If we’re talking ingenious alluring of player deduction, however, look no further than a seemingly ordinary stack of boxes to spin away and/or body slam. For the sake of pre-warning, we will be veering technically into spoiler territory (odd as that may sound) here so feel free to skip to the next paragraph if you want to go in surprised and potentially frustrated at making the same mistake. Still here? Alright, so the beautiful ruse is that there’s a TNT box tucked away amid the bundle and yet, for those paying close attention — namely at the reflections beside you on the building — you’ll spot the TNT before a life is so carelessly lost. I must concede that I fell for the developer’s trap here and I don’t even have the excuse to say I was playing it for the first time on the Switch — there are no reflections in that version, amid the many technical/graphical limitations present.
Future Tense, of which the aforementioned ruse is a part of, comes by way of the level deviating at points, the option to detour above or below if one desires. Likely a reason to test a player’s resilience and hunger for that illusive gem, but could also be seen as Vicarious’ confidence in their players’ knowledge of the series tucking secrets in and around what seems like another commonplace route from A to B. They could have lobbed each and everyone of these ideas within the main route — and there are some comically-dubious efforts to make a fool of the player — but it’s commendable, even in something as meager as a solitary level (a DLC one at that) for a developer to trust us to discover these tricks and challenges for ourselves. Even if the reward isn’t always indulgent or simply just in balance, Future Tense feels like a more tightly-compact accumulation of all of Crash Bandicoot’s dastardliness as a platformer, but it doesn’t feel like it’s making its players jump through so many hoops. Unless you want to.
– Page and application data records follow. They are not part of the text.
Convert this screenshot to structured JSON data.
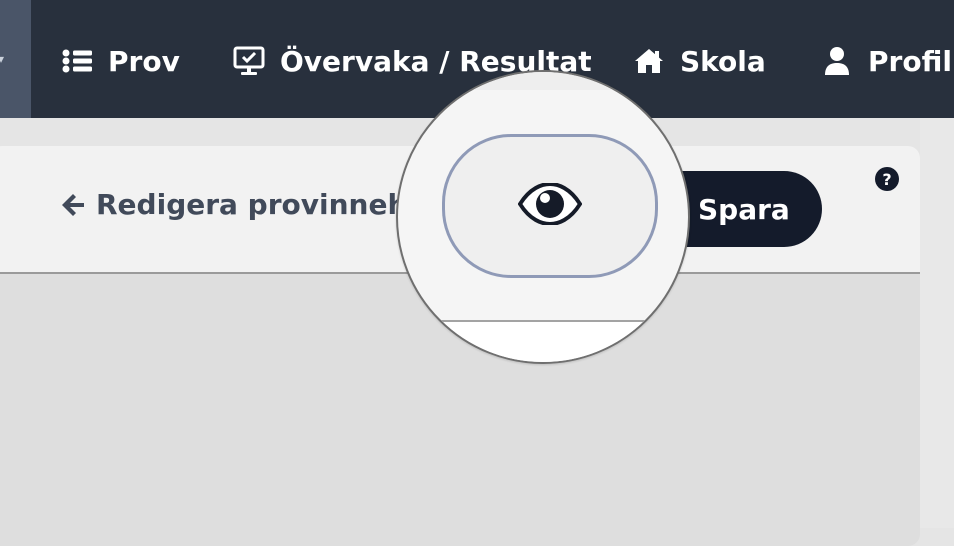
{
  "nav": {
    "items": [
      {
        "label": "Prov",
        "icon": "list-icon"
      },
      {
        "label": "Övervaka / Resultat",
        "icon": "monitor-check-icon"
      },
      {
        "label": "Skola",
        "icon": "home-icon"
      },
      {
        "label": "Profil",
        "icon": "user-icon"
      }
    ]
  },
  "editor": {
    "back_label": "Redigera provinnehå",
    "save_label": "Spara",
    "help_symbol": "?"
  },
  "magnifier": {
    "focused_button_icon": "eye-icon"
  },
  "colors": {
    "topbar": "#28303d",
    "save_button": "#141b2b",
    "preview_border": "#8f9ab7"
  }
}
Naturally, as we’ve seen with games like Yooka-Laylee, platformers continue to receive additional favor when accompanied by nostalgia. There will be those who don’t see the appeal in the genre and Crash’s precision-based, linear progression through an assortment of specifically-themed worlds and levels, but for those who do, it’s clear the N. Sane Trilogy hasn’t lost any of its pull as a trilogy whose charm and thoughtful design sits neatly alongside its demanding level of challenge. Stormy Ascent and Future Tense — two once-forgotten additions — are perfect personifications of a balance in mechanics and delivery. Of gameplay controls and visual presentation, the few added twists and turns only furthers the notion Vicarious Visions have done a great job instilling a sense of pride in what the Crash series established: good old-fashioned platforming. And safe to say these two little bursts of add-on content have done their job to perfection.